Excerpts from an interface dataset:
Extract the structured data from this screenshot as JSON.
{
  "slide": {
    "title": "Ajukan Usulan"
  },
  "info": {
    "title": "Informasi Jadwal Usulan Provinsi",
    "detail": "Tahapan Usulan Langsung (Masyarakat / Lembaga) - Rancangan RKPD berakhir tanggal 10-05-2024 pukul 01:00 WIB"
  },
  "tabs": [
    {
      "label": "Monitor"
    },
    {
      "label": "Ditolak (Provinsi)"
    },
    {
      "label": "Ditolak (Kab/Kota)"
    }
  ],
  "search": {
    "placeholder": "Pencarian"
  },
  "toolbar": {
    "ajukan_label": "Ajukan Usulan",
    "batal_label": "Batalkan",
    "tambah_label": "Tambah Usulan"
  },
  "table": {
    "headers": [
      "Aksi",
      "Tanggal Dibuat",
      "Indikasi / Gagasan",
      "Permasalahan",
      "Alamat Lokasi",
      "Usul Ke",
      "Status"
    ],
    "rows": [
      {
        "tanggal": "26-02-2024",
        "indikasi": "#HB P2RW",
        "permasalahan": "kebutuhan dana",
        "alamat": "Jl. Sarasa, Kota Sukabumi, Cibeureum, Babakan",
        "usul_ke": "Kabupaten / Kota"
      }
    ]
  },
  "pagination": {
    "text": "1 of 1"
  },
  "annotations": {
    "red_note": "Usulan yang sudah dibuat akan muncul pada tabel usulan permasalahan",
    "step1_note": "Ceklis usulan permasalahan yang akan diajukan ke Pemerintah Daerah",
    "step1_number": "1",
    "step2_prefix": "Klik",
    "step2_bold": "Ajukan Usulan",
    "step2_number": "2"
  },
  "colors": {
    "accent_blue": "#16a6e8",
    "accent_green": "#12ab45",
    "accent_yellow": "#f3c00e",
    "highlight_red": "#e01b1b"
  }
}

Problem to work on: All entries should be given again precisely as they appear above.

Written solution:
Extract the structured data from this screenshot as JSON.
{
  "slide": {
    "title": "Ajukan Usulan"
  },
  "info": {
    "title": "Informasi Jadwal Usulan Provinsi",
    "detail": "Tahapan Usulan Langsung (Masyarakat / Lembaga) - Rancangan RKPD berakhir tanggal 10-05-2024 pukul 01:00 WIB"
  },
  "tabs": [
    {
      "label": "Monitor"
    },
    {
      "label": "Ditolak (Provinsi)"
    },
    {
      "label": "Ditolak (Kab/Kota)"
    }
  ],
  "search": {
    "placeholder": "Pencarian"
  },
  "toolbar": {
    "ajukan_label": "Ajukan Usulan",
    "batal_label": "Batalkan",
    "tambah_label": "Tambah Usulan"
  },
  "table": {
    "headers": [
      "Aksi",
      "Tanggal Dibuat",
      "Indikasi / Gagasan",
      "Permasalahan",
      "Alamat Lokasi",
      "Usul Ke",
      "Status"
    ],
    "rows": [
      {
        "tanggal": "26-02-2024",
        "indikasi": "#HB P2RW",
        "permasalahan": "kebutuhan dana",
        "alamat": "Jl. Sarasa, Kota Sukabumi, Cibeureum, Babakan",
        "usul_ke": "Kabupaten / Kota"
      }
    ]
  },
  "pagination": {
    "text": "1 of 1"
  },
  "annotations": {
    "red_note": "Usulan yang sudah dibuat akan muncul pada tabel usulan permasalahan",
    "step1_note": "Ceklis usulan permasalahan yang akan diajukan ke Pemerintah Daerah",
    "step1_number": "1",
    "step2_prefix": "Klik",
    "step2_bold": "Ajukan Usulan",
    "step2_number": "2"
  },
  "colors": {
    "accent_blue": "#16a6e8",
    "accent_green": "#12ab45",
    "accent_yellow": "#f3c00e",
    "highlight_red": "#e01b1b"
  }
}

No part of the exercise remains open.